If the insurance company denies the claim of the policy owner, the insurance company can be liable to insured driver for much more amount than the primary claim, if denial rises to extend of “bad faith.” Today in this post we will discuss the elements that any insured driver should prove to win any bad faith case, kind of damages which are available and insurance company’s probable defenses in face of bad faith claims.
What’s Bad Faith? What Should A Policy Holder Prove?
The “Bad faith” is the legal, technical term for when the insurance company denies claim without any reasonable basis. While term “bad faith” may imply that claim was denied to advance an insurance company’s interest at the expenses of driver’s interests that isn’t a requirement always in the successful bad faith case.
Usually, if the insurance company denies the claim simply because of an error or mistake in assessment, but possesses a practical basis for making the mistake that doesn’t qualify as the bad faith. In a few states, the policy owner should prove that insurance company failed in making a careful investigation before denying a claim.
The precise nature of any bad faith lawsuit differs from one state to another, but a common subject is that the circumstances and facts at the time of claim denial matter the most. If policy owner can demonstrate there are excellent reasons to guess claim investigation was careless for a reason, bad faith lawsuit more likely is to succeed if it seems that a guiltless mistake was made actually in an otherwise careful investigation of car accident.

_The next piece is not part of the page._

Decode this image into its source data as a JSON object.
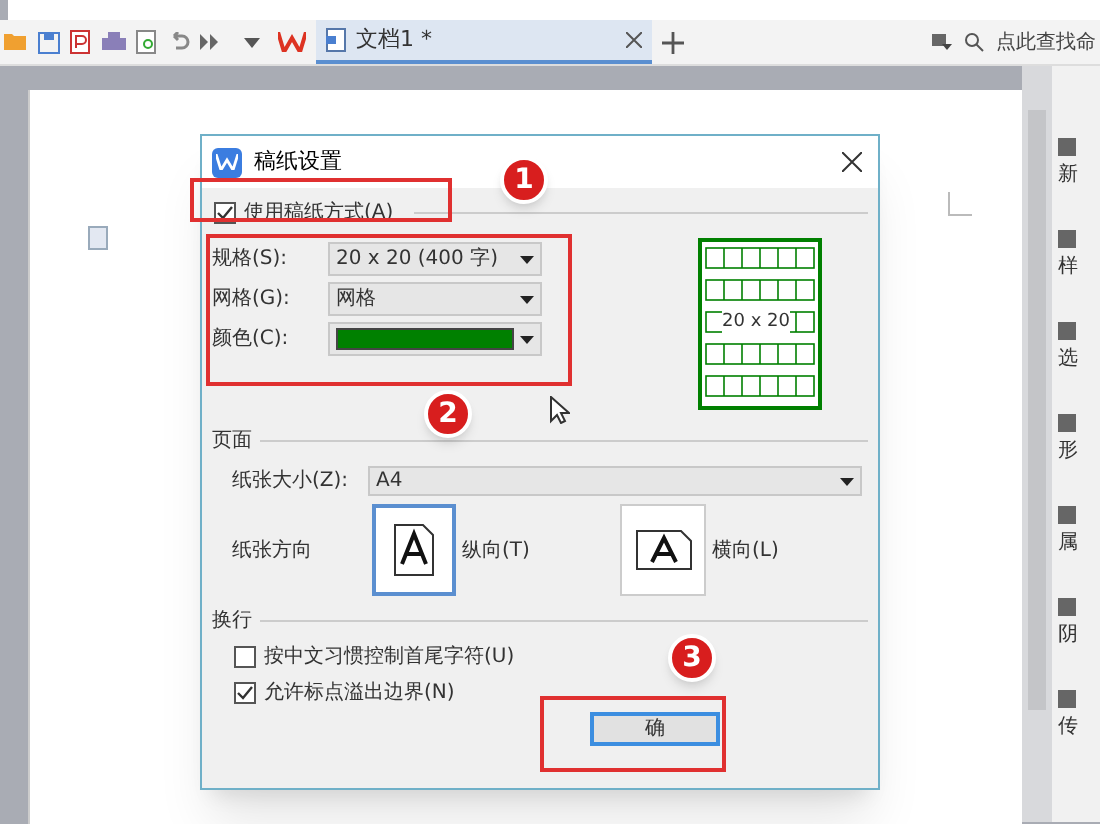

What Types of Damages Can Be Recovered?
So, what types of compensation can you recover easily?
Firstly, the policy owner in bad faith cases can recover what an insurance company must have paid for driver’s primary claim that is the policy cover for the auto accident injury claim which another person brought against driver originally.
Next, the policy owner can even recover “consequential” damages, which occurred due to bad faith rejection of claim. These are the damages that were predictable result of having the denied claim. Examples are cost of defending any injury lawsuit which was brought against covered driver, including the auto accident attorney fees and amount of judgment and cost of suing insurance company to establish that coverage must have been granted. A few states offer that lawyer fees are recoverable like an item of the damages separate from significant damages, but results are same.
Policy owner might be able to recuperate damages for emotional damages caused due to the claim rejection. In case of needing to protect and payout for an auto accident lawsuit, if it must be covered by insurance, owner’s emotional distress can be quite harsh. Whether the emotional distress damages tend to be available depends on individual state.
Punitive damages also may be available if the policy owner can establish that the insurance company recklessly or intentionally acted to harm policyholder. While maximum policyholders that win bad faith claims might feel that punitive damage should be granted too, the real fact is there usually should be a clear proof of any egregious conduct by insurance company, not only opportunistic carelessness.
Some states have particular statutory penalties for the insurance bad faith claim. Typically, these penalties stop other damages from getting awarded to the policy owner, though statutory damages are hardly ever insignificant or more constructive to insurance company than the standard damages. In a few states, such laws specify that successful plaintiff in bad faith case are awarded three times amount of his/ her compensatory damages.